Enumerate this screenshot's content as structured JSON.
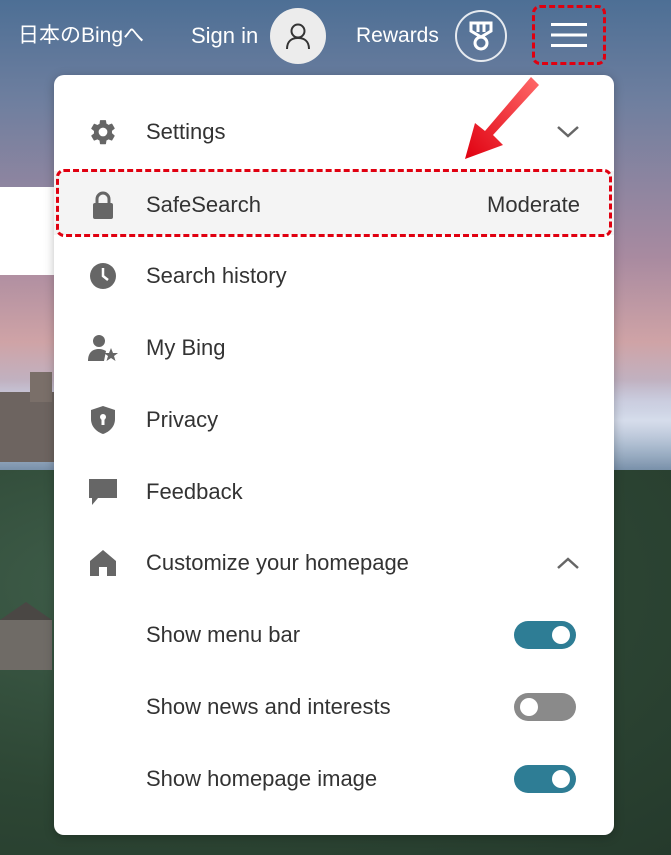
{
  "header": {
    "lang_link": "日本のBingへ",
    "signin_label": "Sign in",
    "rewards_label": "Rewards"
  },
  "icons": {
    "avatar": "person-outline-icon",
    "rewards": "medal-icon",
    "menu": "hamburger-menu-icon"
  },
  "menu": {
    "settings": {
      "label": "Settings",
      "icon": "gear-icon"
    },
    "safesearch": {
      "label": "SafeSearch",
      "value": "Moderate",
      "icon": "lock-icon"
    },
    "search_history": {
      "label": "Search history",
      "icon": "clock-icon"
    },
    "my_bing": {
      "label": "My Bing",
      "icon": "user-star-icon"
    },
    "privacy": {
      "label": "Privacy",
      "icon": "shield-lock-icon"
    },
    "feedback": {
      "label": "Feedback",
      "icon": "chat-bubble-icon"
    },
    "customize": {
      "label": "Customize your homepage",
      "icon": "home-icon"
    },
    "toggles": [
      {
        "label": "Show menu bar",
        "on": true
      },
      {
        "label": "Show news and interests",
        "on": false
      },
      {
        "label": "Show homepage image",
        "on": true
      }
    ]
  },
  "colors": {
    "toggle_on": "#2e7d95",
    "toggle_off": "#8a8a8a",
    "annotation_red": "#e00010"
  }
}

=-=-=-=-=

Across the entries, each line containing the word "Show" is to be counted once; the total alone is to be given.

* Solution for this task: 3